> **WORK TO COMPLETE**
Return all records exactly. Nothing may be added.
MATERIAL SUPPLIED: Begin
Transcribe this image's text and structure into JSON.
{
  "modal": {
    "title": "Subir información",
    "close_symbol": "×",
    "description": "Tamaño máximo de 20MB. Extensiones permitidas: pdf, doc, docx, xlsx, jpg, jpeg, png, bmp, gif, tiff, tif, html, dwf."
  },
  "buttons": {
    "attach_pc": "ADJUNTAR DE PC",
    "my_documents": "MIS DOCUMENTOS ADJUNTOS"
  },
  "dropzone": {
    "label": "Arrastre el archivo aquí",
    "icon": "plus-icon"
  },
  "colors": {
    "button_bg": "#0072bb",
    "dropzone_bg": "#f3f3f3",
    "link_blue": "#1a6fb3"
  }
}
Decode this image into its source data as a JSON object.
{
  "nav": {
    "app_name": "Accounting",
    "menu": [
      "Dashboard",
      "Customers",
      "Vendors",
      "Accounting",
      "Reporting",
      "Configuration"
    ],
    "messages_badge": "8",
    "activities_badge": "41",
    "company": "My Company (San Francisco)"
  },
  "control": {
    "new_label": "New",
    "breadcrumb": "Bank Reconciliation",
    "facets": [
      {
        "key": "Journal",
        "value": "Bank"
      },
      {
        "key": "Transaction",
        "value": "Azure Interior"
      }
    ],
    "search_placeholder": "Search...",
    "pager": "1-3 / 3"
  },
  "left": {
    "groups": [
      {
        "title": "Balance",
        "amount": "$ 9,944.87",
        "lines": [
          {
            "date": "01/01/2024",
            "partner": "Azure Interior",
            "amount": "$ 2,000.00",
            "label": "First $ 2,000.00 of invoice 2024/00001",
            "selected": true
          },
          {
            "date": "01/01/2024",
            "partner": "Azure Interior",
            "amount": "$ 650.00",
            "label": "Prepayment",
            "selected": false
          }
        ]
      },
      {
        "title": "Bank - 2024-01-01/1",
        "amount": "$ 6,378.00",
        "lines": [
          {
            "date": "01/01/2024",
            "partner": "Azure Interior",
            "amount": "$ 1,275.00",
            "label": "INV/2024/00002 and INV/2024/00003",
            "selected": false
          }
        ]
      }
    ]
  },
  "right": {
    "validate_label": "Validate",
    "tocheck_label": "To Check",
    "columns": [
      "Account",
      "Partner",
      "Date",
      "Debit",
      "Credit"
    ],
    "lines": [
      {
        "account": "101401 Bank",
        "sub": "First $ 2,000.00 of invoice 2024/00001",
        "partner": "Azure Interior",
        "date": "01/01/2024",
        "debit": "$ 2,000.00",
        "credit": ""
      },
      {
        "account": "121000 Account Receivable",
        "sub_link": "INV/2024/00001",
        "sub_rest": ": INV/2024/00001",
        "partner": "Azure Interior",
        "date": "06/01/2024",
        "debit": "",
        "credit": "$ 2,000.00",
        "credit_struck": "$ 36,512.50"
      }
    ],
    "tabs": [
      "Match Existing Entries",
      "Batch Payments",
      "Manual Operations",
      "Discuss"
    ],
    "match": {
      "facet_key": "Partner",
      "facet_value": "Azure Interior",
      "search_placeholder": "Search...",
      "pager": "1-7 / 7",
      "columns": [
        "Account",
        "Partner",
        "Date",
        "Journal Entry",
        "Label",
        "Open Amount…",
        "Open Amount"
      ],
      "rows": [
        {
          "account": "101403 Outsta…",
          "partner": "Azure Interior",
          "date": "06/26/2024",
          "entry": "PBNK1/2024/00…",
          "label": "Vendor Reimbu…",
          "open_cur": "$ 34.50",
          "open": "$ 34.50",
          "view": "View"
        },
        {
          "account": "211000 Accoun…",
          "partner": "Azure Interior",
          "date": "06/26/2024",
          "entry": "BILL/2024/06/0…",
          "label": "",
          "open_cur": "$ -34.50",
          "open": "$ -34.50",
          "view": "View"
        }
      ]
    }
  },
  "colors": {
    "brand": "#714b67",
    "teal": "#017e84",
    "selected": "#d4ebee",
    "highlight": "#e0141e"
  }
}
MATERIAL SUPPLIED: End
> **OUTPUT FOR THIS TASK**
Transcribe this image's text and structure into JSON.
{
  "modal": {
    "title": "Subir información",
    "close_symbol": "×",
    "description": "Tamaño máximo de 20MB. Extensiones permitidas: pdf, doc, docx, xlsx, jpg, jpeg, png, bmp, gif, tiff, tif, html, dwf."
  },
  "buttons": {
    "attach_pc": "ADJUNTAR DE PC",
    "my_documents": "MIS DOCUMENTOS ADJUNTOS"
  },
  "dropzone": {
    "label": "Arrastre el archivo aquí",
    "icon": "plus-icon"
  },
  "colors": {
    "button_bg": "#0072bb",
    "dropzone_bg": "#f3f3f3",
    "link_blue": "#1a6fb3"
  }
}
Decode this image into its source data as a JSON object.
{
  "nav": {
    "app_name": "Accounting",
    "menu": [
      "Dashboard",
      "Customers",
      "Vendors",
      "Accounting",
      "Reporting",
      "Configuration"
    ],
    "messages_badge": "8",
    "activities_badge": "41",
    "company": "My Company (San Francisco)"
  },
  "control": {
    "new_label": "New",
    "breadcrumb": "Bank Reconciliation",
    "facets": [
      {
        "key": "Journal",
        "value": "Bank"
      },
      {
        "key": "Transaction",
        "value": "Azure Interior"
      }
    ],
    "search_placeholder": "Search...",
    "pager": "1-3 / 3"
  },
  "left": {
    "groups": [
      {
        "title": "Balance",
        "amount": "$ 9,944.87",
        "lines": [
          {
            "date": "01/01/2024",
            "partner": "Azure Interior",
            "amount": "$ 2,000.00",
            "label": "First $ 2,000.00 of invoice 2024/00001",
            "selected": true
          },
          {
            "date": "01/01/2024",
            "partner": "Azure Interior",
            "amount": "$ 650.00",
            "label": "Prepayment",
            "selected": false
          }
        ]
      },
      {
        "title": "Bank - 2024-01-01/1",
        "amount": "$ 6,378.00",
        "lines": [
          {
            "date": "01/01/2024",
            "partner": "Azure Interior",
            "amount": "$ 1,275.00",
            "label": "INV/2024/00002 and INV/2024/00003",
            "selected": false
          }
        ]
      }
    ]
  },
  "right": {
    "validate_label": "Validate",
    "tocheck_label": "To Check",
    "columns": [
      "Account",
      "Partner",
      "Date",
      "Debit",
      "Credit"
    ],
    "lines": [
      {
        "account": "101401 Bank",
        "sub": "First $ 2,000.00 of invoice 2024/00001",
        "partner": "Azure Interior",
        "date": "01/01/2024",
        "debit": "$ 2,000.00",
        "credit": ""
      },
      {
        "account": "121000 Account Receivable",
        "sub_link": "INV/2024/00001",
        "sub_rest": ": INV/2024/00001",
        "partner": "Azure Interior",
        "date": "06/01/2024",
        "debit": "",
        "credit": "$ 2,000.00",
        "credit_struck": "$ 36,512.50"
      }
    ],
    "tabs": [
      "Match Existing Entries",
      "Batch Payments",
      "Manual Operations",
      "Discuss"
    ],
    "match": {
      "facet_key": "Partner",
      "facet_value": "Azure Interior",
      "search_placeholder": "Search...",
      "pager": "1-7 / 7",
      "columns": [
        "Account",
        "Partner",
        "Date",
        "Journal Entry",
        "Label",
        "Open Amount…",
        "Open Amount"
      ],
      "rows": [
        {
          "account": "101403 Outsta…",
          "partner": "Azure Interior",
          "date": "06/26/2024",
          "entry": "PBNK1/2024/00…",
          "label": "Vendor Reimbu…",
          "open_cur": "$ 34.50",
          "open": "$ 34.50",
          "view": "View"
        },
        {
          "account": "211000 Accoun…",
          "partner": "Azure Interior",
          "date": "06/26/2024",
          "entry": "BILL/2024/06/0…",
          "label": "",
          "open_cur": "$ -34.50",
          "open": "$ -34.50",
          "view": "View"
        }
      ]
    }
  },
  "colors": {
    "brand": "#714b67",
    "teal": "#017e84",
    "selected": "#d4ebee",
    "highlight": "#e0141e"
  }
}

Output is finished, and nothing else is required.